If a line of the records holds the word "option", copy it out.

Segment Start: The records

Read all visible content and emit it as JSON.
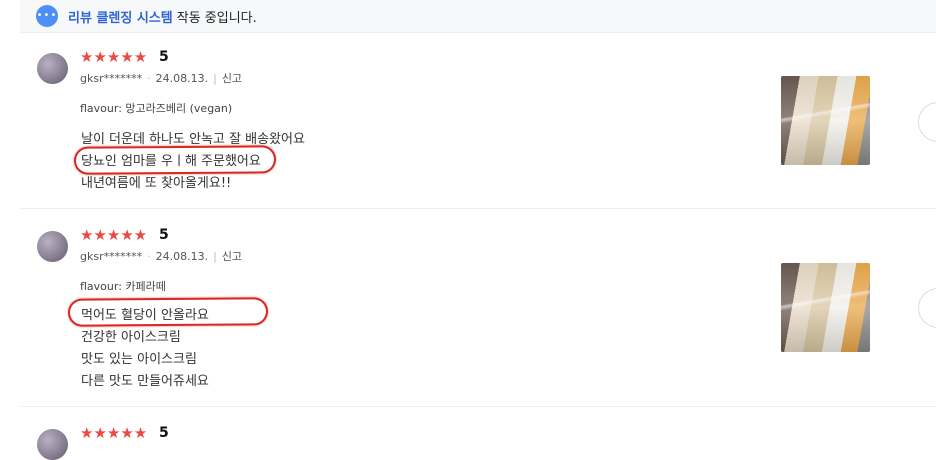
{
  "banner": {
    "icon": "chat-bubble-icon",
    "icon_glyph": "•••",
    "system_name": "리뷰 클렌징 시스템",
    "status_text": "작동 중입니다."
  },
  "colors": {
    "star": "#e94a43",
    "highlight": "#d9281f",
    "link": "#2f64d8"
  },
  "reviews": [
    {
      "stars": "★★★★★",
      "score": "5",
      "author": "gksr*******",
      "date": "24.08.13.",
      "report": "신고",
      "option": "flavour: 망고라즈베리 (vegan)",
      "lines": [
        "날이 더운데 하나도 안녹고 잘 배송왔어요",
        "당뇨인 엄마를 우ㅣ해 주문했어요",
        "내년여름에 또 찾아올게요!!"
      ]
    },
    {
      "stars": "★★★★★",
      "score": "5",
      "author": "gksr*******",
      "date": "24.08.13.",
      "report": "신고",
      "option": "flavour: 카페라떼",
      "lines": [
        "먹어도 혈당이 안올라요",
        "건강한 아이스크림",
        "맛도 있는 아이스크림",
        "다른 맛도 만들어쥬세요"
      ]
    },
    {
      "stars": "★★★★★",
      "score": "5"
    }
  ]
}
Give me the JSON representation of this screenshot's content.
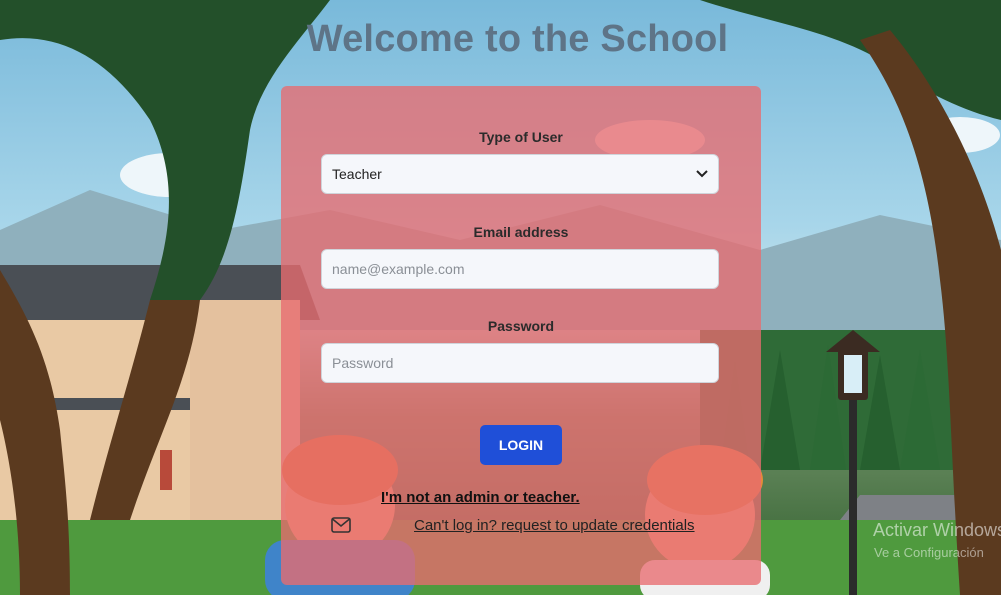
{
  "page": {
    "title": "Welcome to the School"
  },
  "form": {
    "user_type_label": "Type of User",
    "user_type_value": "Teacher",
    "email_label": "Email address",
    "email_placeholder": "name@example.com",
    "password_label": "Password",
    "password_placeholder": "Password",
    "login_label": "LOGIN",
    "guest_link": "I'm not an admin or teacher.",
    "credentials_link": "Can't log in? request to update credentials"
  },
  "watermark": {
    "line1": "Activar Windows",
    "line2": "Ve a Configuración"
  },
  "icons": {
    "mail": "mail-icon",
    "chevron": "chevron-down-icon"
  },
  "colors": {
    "card": "#e86c70",
    "button": "#1f4fd8",
    "title": "#5e7487"
  }
}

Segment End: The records

→ Task response
      "option": "flavour: 망고라즈베리 (vegan)",
      "option": "flavour: 카페라떼",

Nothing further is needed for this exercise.